40¢ Thomas Paine
Prominent Americans Series
 
Issue Date: January 29, 1968
City: Philadelphia, PA
Printed By: Bureau of Engraving and Printing
Printing Method:
Rotary Press
Color: Blue black
 
Prominent Americans Series

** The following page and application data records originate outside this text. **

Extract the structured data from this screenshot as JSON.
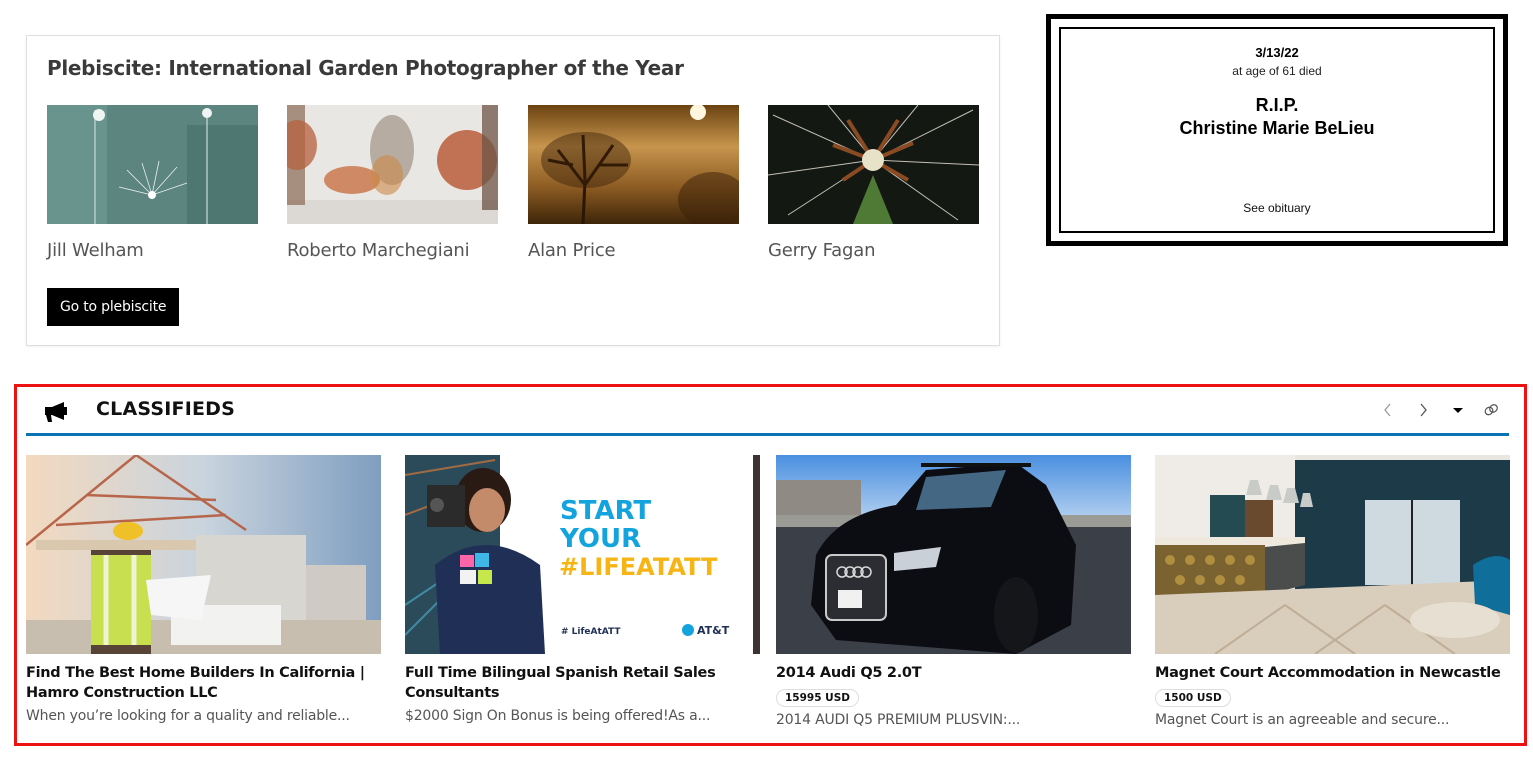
{
  "plebiscite": {
    "title": "Plebiscite: International Garden Photographer of the Year",
    "entries": [
      {
        "name": "Jill Welham",
        "image": "frosted-seedhead-photo"
      },
      {
        "name": "Roberto Marchegiani",
        "image": "misty-swamp-cypress-photo"
      },
      {
        "name": "Alan Price",
        "image": "sepia-tree-mist-photo"
      },
      {
        "name": "Gerry Fagan",
        "image": "dandelion-macro-photo"
      }
    ],
    "button_label": "Go to plebiscite"
  },
  "obituary": {
    "date": "3/13/22",
    "age_line": "at age of 61 died",
    "rip": "R.I.P.",
    "name": "Christine Marie BeLieu",
    "link_label": "See obituary"
  },
  "classifieds": {
    "title": "CLASSIFIEDS",
    "icons": {
      "header": "megaphone-icon",
      "prev": "chevron-left-icon",
      "next": "chevron-right-icon",
      "dropdown": "caret-down-icon",
      "link": "link-icon"
    },
    "colors": {
      "frame": "#ee1111",
      "rule": "#0a72b5"
    },
    "ads": [
      {
        "title": "Find The Best Home Builders In California | Hamro Construction LLC",
        "price": null,
        "description": "When you’re looking for a quality and reliable...",
        "image": "construction-worker-photo"
      },
      {
        "title": "Full Time Bilingual Spanish Retail Sales Consultants",
        "price": null,
        "description": "$2000 Sign On Bonus is being offered!As a...",
        "image": "att-recruiting-banner",
        "banner": {
          "line1": "START",
          "line2": "YOUR",
          "line3": "#LIFEATATT",
          "tag": "# LifeAtATT",
          "brand": "AT&T"
        }
      },
      {
        "title": "2014 Audi Q5 2.0T",
        "price": "15995 USD",
        "description": "2014 AUDI Q5 PREMIUM PLUSVIN:...",
        "image": "black-audi-suv-photo"
      },
      {
        "title": "Magnet Court Accommodation in Newcastle",
        "price": "1500 USD",
        "description": "Magnet Court is an agreeable and secure...",
        "image": "lobby-interior-photo"
      }
    ]
  }
}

The Prominent Americans Series recognizes people who played important roles in U.S. history. Officials originally planned to honor 18 individuals, but later added seven others. The Prominent Americans Series began with the 4¢ Lincoln stamp, which was issued on November 10, 1965. During the course of the series, the 6¢ Eisenhower stamp was reissued with an 8¢ denomination and the 5¢ Washington was redrawn.
 
A number of technological changes developed during the course of producing the series, resulting in a number of varieties due to gum, luminescence, precancels and perforations plus sheet, coil and booklet formats. Additionally, seven rate changes occurred while the Prominent Americans Series was current, giving collectors who specialize in first and last day of issue covers an abundance of collecting opportunities.
 
The 40¢ Prominent Americans stamp pictures Thomas Paine. An Englishman, Paine (1737-1809) came to America after meeting Benjamin Franklin. He joined Franklin in Philadelphia, and soon became an editor of Pennsylvania Magazine. He gained great fame as the publisher of the pamphlet “Common Sense” (1776), which championed American independence. This pamphlet sold more than 500,000 copies in a few months, making it the most widely circulated pamphlet of the time. “Common Sense,” more than any other document, paved the way for the Declaration of Independence.
 
Another pamphlet, “The American Crisis. Number I,” was published while George Washington’s army was enduring the winter hardships of Valley Forge. It began with the famous words, “These are the times that try men’s souls. The summer soldier and the sunshine patriot will, in this crisis, shrink from service of their country...Tyranny, like hell, is not easily conquered.” The pamphlet was so inspirational that General Washington ordered that it be read to all his troops at Valley Forge.
 
Paine served as a soldier in 1776, and in April 1777, became secretary to the Congressional Committee of Foreign Affairs. He went on to champion liberty and reform in England, which earned him the charge of treason. Paine was departing from the country as the charges were filed, and then participated in the French Revolution, which earned him 10 months in prison. Paine returned to the United States in 1802, and died in New Rochelle, New York.